On Saturday, as the nation prepared to commemorate its 75th Independence Day, a nine-year-old Dalit child from Rajasthan’s Jalore district succumbed to his injuries, allegedly inflicted by a person who should have given wings to his dreams — his teacher. The FIR in the case should be read as a sobering reality check on the terrible inequalities that continue to afflict and debilitate the nation as it aims to become the “destination,” where as Prime Minister Narendra Modi said from the ramparts of Red Fort, “aspirations are met”. “Indra was a child. He didn’t know that the matki (earthen pot) that he drank from had been kept separately for the savarna jati (upper caste) teacher”… “the teacher abused him with casteist slurs and beat him up, resulting in internal injuries”, the FIR says. These words should prick the nation’s conscience, and remind policymakers of unmet promises and unfinished tasks, as India begins the “Amrit Kaal” to the centenary of its Independence. The Ashok Gehlot government must ensure that due processes are rolled out swiftly and surely to provide justice in this case.

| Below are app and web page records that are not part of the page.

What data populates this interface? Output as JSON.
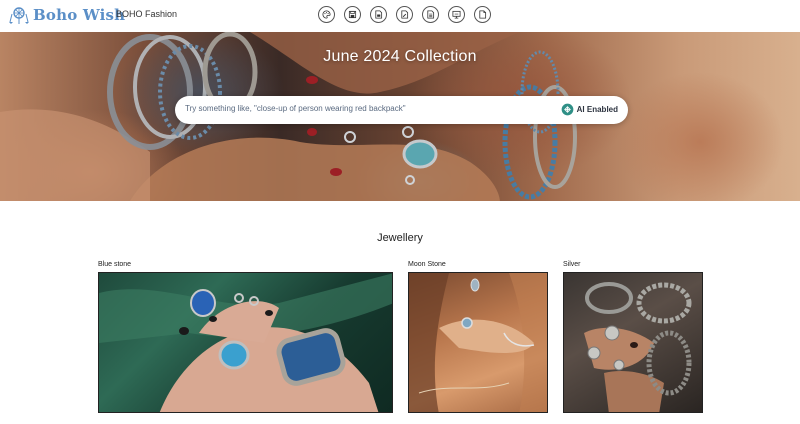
{
  "header": {
    "logo_text": "Boho Wish",
    "subtitle": "BOHO Fashion",
    "nav_icons": [
      {
        "icon": "palette-icon"
      },
      {
        "icon": "save-icon"
      },
      {
        "icon": "document-save-icon"
      },
      {
        "icon": "document-edit-icon"
      },
      {
        "icon": "document-list-icon"
      },
      {
        "icon": "monitor-icon"
      },
      {
        "icon": "file-icon"
      }
    ]
  },
  "hero": {
    "title": "June 2024 Collection",
    "search": {
      "placeholder": "Try something like, \"close-up of person wearing red backpack\"",
      "value": ""
    },
    "ai_badge": "AI Enabled"
  },
  "section": {
    "title": "Jewellery",
    "cards": [
      {
        "label": "Blue stone"
      },
      {
        "label": "Moon Stone"
      },
      {
        "label": "Silver"
      }
    ]
  },
  "colors": {
    "logo": "#5b8fc7",
    "ai_icon": "#2f8f86"
  }
}
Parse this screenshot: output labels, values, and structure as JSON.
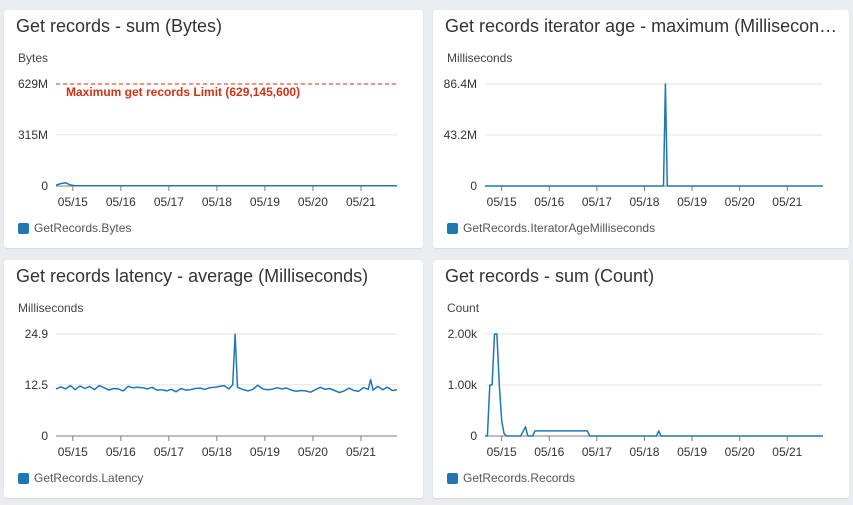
{
  "colors": {
    "series": "#1f77b4",
    "annotation": "#d13212",
    "grid": "#e6e6e6",
    "axis": "#7f7f7f"
  },
  "chart_data": [
    {
      "type": "line",
      "title": "Get records - sum (Bytes)",
      "ylabel": "Bytes",
      "ylim": [
        0,
        629000000
      ],
      "y_ticks": [
        {
          "value": 0,
          "label": "0"
        },
        {
          "value": 315000000,
          "label": "315M"
        },
        {
          "value": 629000000,
          "label": "629M"
        }
      ],
      "x_ticks": [
        "05/15",
        "05/16",
        "05/17",
        "05/18",
        "05/19",
        "05/20",
        "05/21"
      ],
      "xlim": [
        14.65,
        21.75
      ],
      "annotation": {
        "label": "Maximum get records Limit (629,145,600)",
        "value": 629145600
      },
      "series": [
        {
          "name": "GetRecords.Bytes",
          "x": [
            14.65,
            14.75,
            14.85,
            14.95,
            15.05,
            15.15,
            21.75
          ],
          "y": [
            5000000,
            15000000,
            20000000,
            6000000,
            2000000,
            1500000,
            1500000
          ]
        }
      ]
    },
    {
      "type": "line",
      "title": "Get records iterator age - maximum (Milliseconds)",
      "ylabel": "Milliseconds",
      "ylim": [
        0,
        86400000
      ],
      "y_ticks": [
        {
          "value": 0,
          "label": "0"
        },
        {
          "value": 43200000,
          "label": "43.2M"
        },
        {
          "value": 86400000,
          "label": "86.4M"
        }
      ],
      "x_ticks": [
        "05/15",
        "05/16",
        "05/17",
        "05/18",
        "05/19",
        "05/20",
        "05/21"
      ],
      "xlim": [
        14.65,
        21.75
      ],
      "series": [
        {
          "name": "GetRecords.IteratorAgeMilliseconds",
          "x": [
            14.65,
            18.4,
            18.44,
            18.48,
            21.75
          ],
          "y": [
            0,
            0,
            86400000,
            0,
            0
          ]
        }
      ]
    },
    {
      "type": "line",
      "title": "Get records latency - average (Milliseconds)",
      "ylabel": "Milliseconds",
      "ylim": [
        0,
        24.9
      ],
      "y_ticks": [
        {
          "value": 0,
          "label": "0"
        },
        {
          "value": 12.5,
          "label": "12.5"
        },
        {
          "value": 24.9,
          "label": "24.9"
        }
      ],
      "x_ticks": [
        "05/15",
        "05/16",
        "05/17",
        "05/18",
        "05/19",
        "05/20",
        "05/21"
      ],
      "xlim": [
        14.65,
        21.75
      ],
      "series": [
        {
          "name": "GetRecords.Latency",
          "x": [
            14.65,
            14.75,
            14.85,
            14.95,
            15.05,
            15.15,
            15.25,
            15.35,
            15.45,
            15.55,
            15.65,
            15.75,
            15.85,
            15.95,
            16.05,
            16.15,
            16.25,
            16.35,
            16.45,
            16.55,
            16.65,
            16.75,
            16.85,
            16.95,
            17.05,
            17.15,
            17.25,
            17.35,
            17.45,
            17.55,
            17.65,
            17.75,
            17.85,
            17.95,
            18.05,
            18.15,
            18.25,
            18.33,
            18.38,
            18.43,
            18.55,
            18.65,
            18.75,
            18.85,
            18.95,
            19.05,
            19.15,
            19.25,
            19.35,
            19.45,
            19.55,
            19.65,
            19.75,
            19.85,
            19.95,
            20.05,
            20.15,
            20.25,
            20.35,
            20.45,
            20.55,
            20.65,
            20.75,
            20.85,
            20.95,
            21.05,
            21.15,
            21.2,
            21.25,
            21.35,
            21.45,
            21.55,
            21.65,
            21.75
          ],
          "y": [
            11.5,
            12,
            11.5,
            12.3,
            11.3,
            12.2,
            11.6,
            12.1,
            11.3,
            12.3,
            11.8,
            11.2,
            11.6,
            11.5,
            11.0,
            12.1,
            11.8,
            11.9,
            11.8,
            11.5,
            11.9,
            11.2,
            11.3,
            11.0,
            11.4,
            10.8,
            11.6,
            11.2,
            11.3,
            11.6,
            11.7,
            11.4,
            11.8,
            11.9,
            12.1,
            12.3,
            11.5,
            12.5,
            24.9,
            11.9,
            11.3,
            11.0,
            11.4,
            12.4,
            11.5,
            11.3,
            11.4,
            11.8,
            11.5,
            11.7,
            11.2,
            10.9,
            11.1,
            11.0,
            10.7,
            11.3,
            11.9,
            11.4,
            11.6,
            11.1,
            10.6,
            11.0,
            11.7,
            11.1,
            10.9,
            11.8,
            11.4,
            13.8,
            11.2,
            12.1,
            11.3,
            11.9,
            11.1,
            11.3
          ]
        }
      ]
    },
    {
      "type": "line",
      "title": "Get records - sum (Count)",
      "ylabel": "Count",
      "ylim": [
        0,
        2000
      ],
      "y_ticks": [
        {
          "value": 0,
          "label": "0"
        },
        {
          "value": 1000,
          "label": "1.00k"
        },
        {
          "value": 2000,
          "label": "2.00k"
        }
      ],
      "x_ticks": [
        "05/15",
        "05/16",
        "05/17",
        "05/18",
        "05/19",
        "05/20",
        "05/21"
      ],
      "xlim": [
        14.65,
        21.75
      ],
      "series": [
        {
          "name": "GetRecords.Records",
          "x": [
            14.65,
            14.7,
            14.75,
            14.8,
            14.85,
            14.9,
            14.95,
            15.0,
            15.05,
            15.1,
            15.2,
            15.4,
            15.5,
            15.55,
            15.6,
            15.65,
            15.7,
            15.75,
            16.2,
            16.6,
            16.8,
            16.85,
            16.9,
            17.0,
            17.4,
            18.25,
            18.3,
            18.35,
            18.4,
            21.75
          ],
          "y": [
            0,
            0,
            1000,
            1000,
            2000,
            2000,
            1000,
            300,
            50,
            0,
            0,
            0,
            180,
            0,
            0,
            0,
            100,
            100,
            100,
            100,
            100,
            0,
            0,
            0,
            0,
            0,
            100,
            0,
            0,
            0
          ]
        }
      ]
    }
  ]
}
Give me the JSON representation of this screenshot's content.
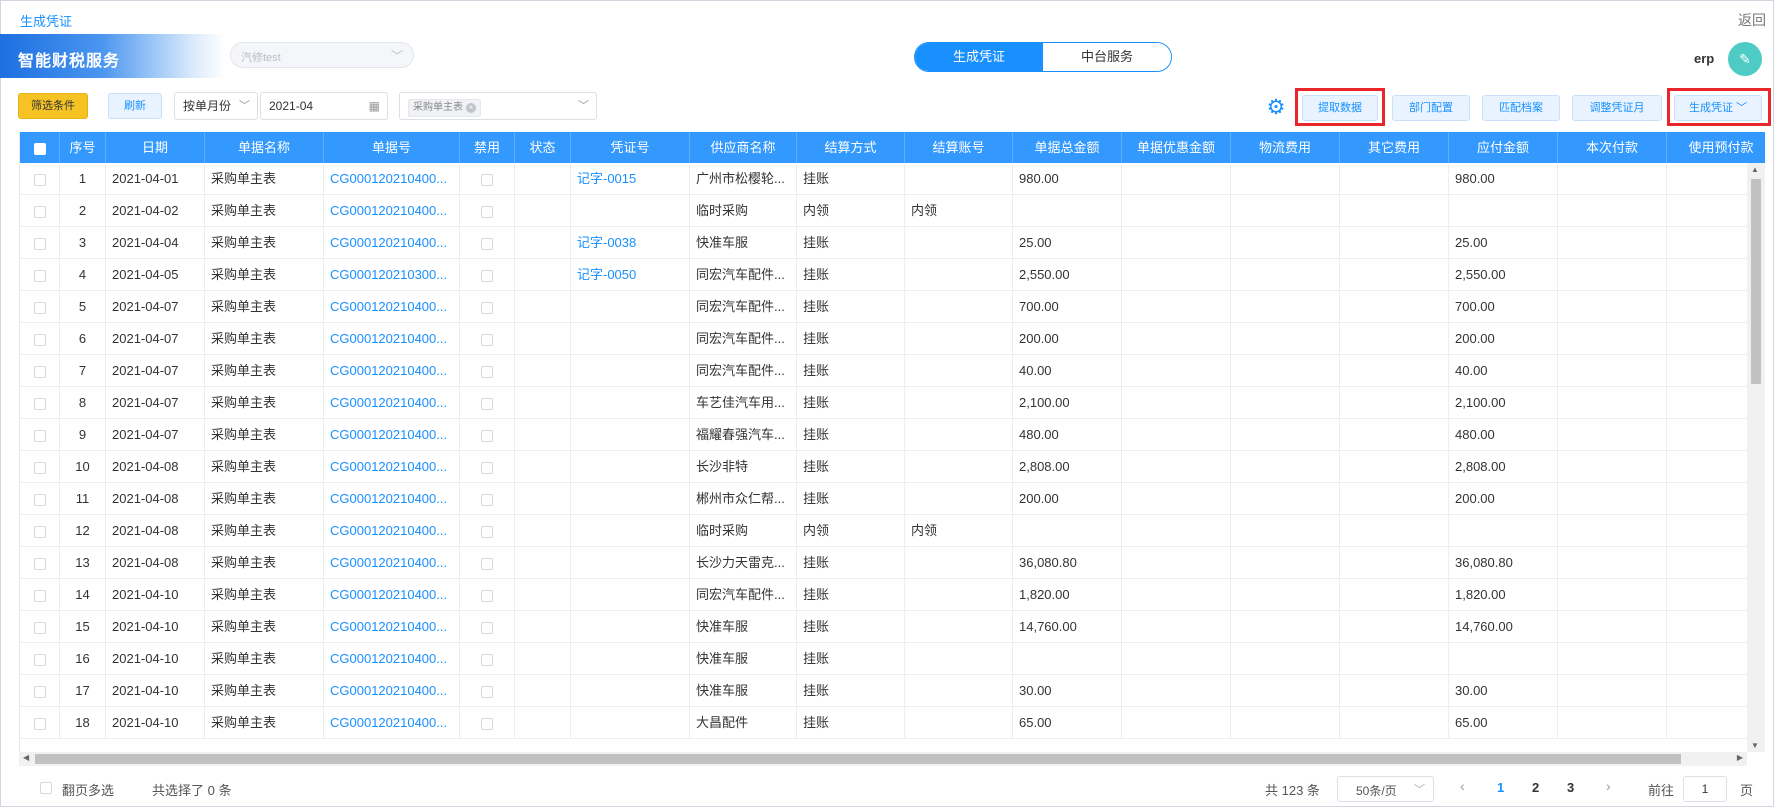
{
  "topbar": {
    "breadcrumb": "生成凭证",
    "back": "返回"
  },
  "header": {
    "brand": "智能财税服务",
    "company": "汽修test",
    "segment": {
      "active": "生成凭证",
      "inactive": "中台服务"
    },
    "user": "erp"
  },
  "toolbar": {
    "filter": "筛选条件",
    "refresh": "刷新",
    "period_mode": "按单月份",
    "month": "2021-04",
    "doc_type_tag": "采购单主表",
    "fetch_data": "提取数据",
    "dept_config": "部门配置",
    "match_archive": "匹配档案",
    "adjust_month": "调整凭证月",
    "generate": "生成凭证"
  },
  "colors": {
    "accent": "#1890ff",
    "header_bg": "#3399ff",
    "highlight": "#e8262b",
    "filter_btn": "#f5c324"
  },
  "table": {
    "columns": [
      "",
      "序号",
      "日期",
      "单据名称",
      "单据号",
      "禁用",
      "状态",
      "凭证号",
      "供应商名称",
      "结算方式",
      "结算账号",
      "单据总金额",
      "单据优惠金额",
      "物流费用",
      "其它费用",
      "应付金额",
      "本次付款",
      "使用预付款"
    ],
    "rows": [
      {
        "no": "1",
        "date": "2021-04-01",
        "name": "采购单主表",
        "doc": "CG000120210400...",
        "voucher": "记字-0015",
        "supplier": "广州市松樱轮...",
        "settle": "挂账",
        "account": "",
        "total": "980.00",
        "payable": "980.00"
      },
      {
        "no": "2",
        "date": "2021-04-02",
        "name": "采购单主表",
        "doc": "CG000120210400...",
        "voucher": "",
        "supplier": "临时采购",
        "settle": "内领",
        "account": "内领",
        "total": "",
        "payable": ""
      },
      {
        "no": "3",
        "date": "2021-04-04",
        "name": "采购单主表",
        "doc": "CG000120210400...",
        "voucher": "记字-0038",
        "supplier": "快准车服",
        "settle": "挂账",
        "account": "",
        "total": "25.00",
        "payable": "25.00"
      },
      {
        "no": "4",
        "date": "2021-04-05",
        "name": "采购单主表",
        "doc": "CG000120210300...",
        "voucher": "记字-0050",
        "supplier": "同宏汽车配件...",
        "settle": "挂账",
        "account": "",
        "total": "2,550.00",
        "payable": "2,550.00"
      },
      {
        "no": "5",
        "date": "2021-04-07",
        "name": "采购单主表",
        "doc": "CG000120210400...",
        "voucher": "",
        "supplier": "同宏汽车配件...",
        "settle": "挂账",
        "account": "",
        "total": "700.00",
        "payable": "700.00"
      },
      {
        "no": "6",
        "date": "2021-04-07",
        "name": "采购单主表",
        "doc": "CG000120210400...",
        "voucher": "",
        "supplier": "同宏汽车配件...",
        "settle": "挂账",
        "account": "",
        "total": "200.00",
        "payable": "200.00"
      },
      {
        "no": "7",
        "date": "2021-04-07",
        "name": "采购单主表",
        "doc": "CG000120210400...",
        "voucher": "",
        "supplier": "同宏汽车配件...",
        "settle": "挂账",
        "account": "",
        "total": "40.00",
        "payable": "40.00"
      },
      {
        "no": "8",
        "date": "2021-04-07",
        "name": "采购单主表",
        "doc": "CG000120210400...",
        "voucher": "",
        "supplier": "车艺佳汽车用...",
        "settle": "挂账",
        "account": "",
        "total": "2,100.00",
        "payable": "2,100.00"
      },
      {
        "no": "9",
        "date": "2021-04-07",
        "name": "采购单主表",
        "doc": "CG000120210400...",
        "voucher": "",
        "supplier": "福耀春强汽车...",
        "settle": "挂账",
        "account": "",
        "total": "480.00",
        "payable": "480.00"
      },
      {
        "no": "10",
        "date": "2021-04-08",
        "name": "采购单主表",
        "doc": "CG000120210400...",
        "voucher": "",
        "supplier": "长沙非特",
        "settle": "挂账",
        "account": "",
        "total": "2,808.00",
        "payable": "2,808.00"
      },
      {
        "no": "11",
        "date": "2021-04-08",
        "name": "采购单主表",
        "doc": "CG000120210400...",
        "voucher": "",
        "supplier": "郴州市众仁帮...",
        "settle": "挂账",
        "account": "",
        "total": "200.00",
        "payable": "200.00"
      },
      {
        "no": "12",
        "date": "2021-04-08",
        "name": "采购单主表",
        "doc": "CG000120210400...",
        "voucher": "",
        "supplier": "临时采购",
        "settle": "内领",
        "account": "内领",
        "total": "",
        "payable": ""
      },
      {
        "no": "13",
        "date": "2021-04-08",
        "name": "采购单主表",
        "doc": "CG000120210400...",
        "voucher": "",
        "supplier": "长沙力天雷克...",
        "settle": "挂账",
        "account": "",
        "total": "36,080.80",
        "payable": "36,080.80"
      },
      {
        "no": "14",
        "date": "2021-04-10",
        "name": "采购单主表",
        "doc": "CG000120210400...",
        "voucher": "",
        "supplier": "同宏汽车配件...",
        "settle": "挂账",
        "account": "",
        "total": "1,820.00",
        "payable": "1,820.00"
      },
      {
        "no": "15",
        "date": "2021-04-10",
        "name": "采购单主表",
        "doc": "CG000120210400...",
        "voucher": "",
        "supplier": "快准车服",
        "settle": "挂账",
        "account": "",
        "total": "14,760.00",
        "payable": "14,760.00"
      },
      {
        "no": "16",
        "date": "2021-04-10",
        "name": "采购单主表",
        "doc": "CG000120210400...",
        "voucher": "",
        "supplier": "快准车服",
        "settle": "挂账",
        "account": "",
        "total": "",
        "payable": ""
      },
      {
        "no": "17",
        "date": "2021-04-10",
        "name": "采购单主表",
        "doc": "CG000120210400...",
        "voucher": "",
        "supplier": "快准车服",
        "settle": "挂账",
        "account": "",
        "total": "30.00",
        "payable": "30.00"
      },
      {
        "no": "18",
        "date": "2021-04-10",
        "name": "采购单主表",
        "doc": "CG000120210400...",
        "voucher": "",
        "supplier": "大昌配件",
        "settle": "挂账",
        "account": "",
        "total": "65.00",
        "payable": "65.00"
      }
    ]
  },
  "footer": {
    "cross_page": "翻页多选",
    "selected": "共选择了 0 条",
    "total": "共 123 条",
    "page_size": "50条/页",
    "pages": [
      "1",
      "2",
      "3"
    ],
    "current_page": "1",
    "goto_label": "前往",
    "goto_value": "1",
    "goto_suffix": "页"
  }
}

That casteist violence is a grim lived reality — at odds with India’s constitutional principles — for a large section of the country’s Scheduled Caste (SC) and Scheduled Tribe (ST) communities is borne out by numerous reports and surveys. National Crime Records Bureau (NCRB) data show that a crime was committed every 10 minutes against a person from an SC community in 2020. Rajasthan along with Bihar, UP and Madhya Pradesh accounts for two-thirds of such crimes though these four states constitute about 40 per cent of the country’s population. Cases registered in Rajasthan under the Scheduled Castes and Scheduled Tribes (Prevention of Atrocities) Act went up from around 6,000 in 2018 to more than 8,500 in 2020. Worryingly, the conviction rate in the state in such cases has gone down in these four years — from 11 per cent in 2016 to less than 8 per cent in 2020.
From the lack of enabling measures that force thousands of SC &ST students to drop out of institutions of learning every year to the persecution that can drive a young scholar like Rohith Vemula to take his own life, the discrimination faced by Dalit youth is endemic and deeply ingrained. Swift action in the case of the atrocity at Jalore will signal the state’s resolve to stamp out the oppression that bedevils the aspirations of its young. That should also be an urgent imperative for a nation aspiring to be a knowledge hub.
This editorial first appeared in the print edition on August 16, 2022 under the title ‘Death by inequality’.